TO DO:
Each record must be printed exactly as given.

== TASK MATERIAL ==

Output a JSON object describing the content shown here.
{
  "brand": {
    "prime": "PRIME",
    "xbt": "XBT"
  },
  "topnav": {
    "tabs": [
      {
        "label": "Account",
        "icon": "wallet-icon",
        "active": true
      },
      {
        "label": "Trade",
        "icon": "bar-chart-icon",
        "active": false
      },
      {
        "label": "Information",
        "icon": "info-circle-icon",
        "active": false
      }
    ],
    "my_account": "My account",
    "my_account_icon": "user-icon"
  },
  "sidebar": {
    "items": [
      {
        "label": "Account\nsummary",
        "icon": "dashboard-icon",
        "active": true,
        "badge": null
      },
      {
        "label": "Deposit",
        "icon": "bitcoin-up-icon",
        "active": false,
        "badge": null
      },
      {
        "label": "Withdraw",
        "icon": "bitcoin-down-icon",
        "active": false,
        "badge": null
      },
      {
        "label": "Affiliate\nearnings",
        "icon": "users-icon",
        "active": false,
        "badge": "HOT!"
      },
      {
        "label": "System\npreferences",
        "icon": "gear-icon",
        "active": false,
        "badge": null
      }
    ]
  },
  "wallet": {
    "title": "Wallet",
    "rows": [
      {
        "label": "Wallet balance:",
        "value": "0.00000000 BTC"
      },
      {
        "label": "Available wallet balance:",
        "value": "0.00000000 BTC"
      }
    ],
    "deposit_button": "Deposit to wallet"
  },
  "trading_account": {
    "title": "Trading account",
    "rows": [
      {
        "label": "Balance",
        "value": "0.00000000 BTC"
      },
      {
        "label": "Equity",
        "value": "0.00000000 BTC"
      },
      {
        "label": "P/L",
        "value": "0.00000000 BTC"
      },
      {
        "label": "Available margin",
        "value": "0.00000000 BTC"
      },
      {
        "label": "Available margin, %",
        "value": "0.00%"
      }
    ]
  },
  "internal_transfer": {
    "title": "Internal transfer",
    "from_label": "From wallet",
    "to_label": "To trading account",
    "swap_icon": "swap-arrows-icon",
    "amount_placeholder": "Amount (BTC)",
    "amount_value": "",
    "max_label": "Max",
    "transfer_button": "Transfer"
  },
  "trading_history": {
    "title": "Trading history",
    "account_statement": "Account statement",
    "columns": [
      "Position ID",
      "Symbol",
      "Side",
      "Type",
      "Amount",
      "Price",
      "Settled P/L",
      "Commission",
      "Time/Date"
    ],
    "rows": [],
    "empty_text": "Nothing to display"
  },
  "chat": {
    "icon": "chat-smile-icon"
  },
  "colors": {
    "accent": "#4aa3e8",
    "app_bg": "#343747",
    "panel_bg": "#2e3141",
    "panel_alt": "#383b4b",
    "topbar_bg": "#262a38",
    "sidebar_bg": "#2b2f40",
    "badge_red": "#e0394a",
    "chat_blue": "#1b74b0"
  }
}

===

TASK ANSWER:
Output a JSON object describing the content shown here.
{
  "brand": {
    "prime": "PRIME",
    "xbt": "XBT"
  },
  "topnav": {
    "tabs": [
      {
        "label": "Account",
        "icon": "wallet-icon",
        "active": true
      },
      {
        "label": "Trade",
        "icon": "bar-chart-icon",
        "active": false
      },
      {
        "label": "Information",
        "icon": "info-circle-icon",
        "active": false
      }
    ],
    "my_account": "My account",
    "my_account_icon": "user-icon"
  },
  "sidebar": {
    "items": [
      {
        "label": "Account\nsummary",
        "icon": "dashboard-icon",
        "active": true,
        "badge": null
      },
      {
        "label": "Deposit",
        "icon": "bitcoin-up-icon",
        "active": false,
        "badge": null
      },
      {
        "label": "Withdraw",
        "icon": "bitcoin-down-icon",
        "active": false,
        "badge": null
      },
      {
        "label": "Affiliate\nearnings",
        "icon": "users-icon",
        "active": false,
        "badge": "HOT!"
      },
      {
        "label": "System\npreferences",
        "icon": "gear-icon",
        "active": false,
        "badge": null
      }
    ]
  },
  "wallet": {
    "title": "Wallet",
    "rows": [
      {
        "label": "Wallet balance:",
        "value": "0.00000000 BTC"
      },
      {
        "label": "Available wallet balance:",
        "value": "0.00000000 BTC"
      }
    ],
    "deposit_button": "Deposit to wallet"
  },
  "trading_account": {
    "title": "Trading account",
    "rows": [
      {
        "label": "Balance",
        "value": "0.00000000 BTC"
      },
      {
        "label": "Equity",
        "value": "0.00000000 BTC"
      },
      {
        "label": "P/L",
        "value": "0.00000000 BTC"
      },
      {
        "label": "Available margin",
        "value": "0.00000000 BTC"
      },
      {
        "label": "Available margin, %",
        "value": "0.00%"
      }
    ]
  },
  "internal_transfer": {
    "title": "Internal transfer",
    "from_label": "From wallet",
    "to_label": "To trading account",
    "swap_icon": "swap-arrows-icon",
    "amount_placeholder": "Amount (BTC)",
    "amount_value": "",
    "max_label": "Max",
    "transfer_button": "Transfer"
  },
  "trading_history": {
    "title": "Trading history",
    "account_statement": "Account statement",
    "columns": [
      "Position ID",
      "Symbol",
      "Side",
      "Type",
      "Amount",
      "Price",
      "Settled P/L",
      "Commission",
      "Time/Date"
    ],
    "rows": [],
    "empty_text": "Nothing to display"
  },
  "chat": {
    "icon": "chat-smile-icon"
  },
  "colors": {
    "accent": "#4aa3e8",
    "app_bg": "#343747",
    "panel_bg": "#2e3141",
    "panel_alt": "#383b4b",
    "topbar_bg": "#262a38",
    "sidebar_bg": "#2b2f40",
    "badge_red": "#e0394a",
    "chat_blue": "#1b74b0"
  }
}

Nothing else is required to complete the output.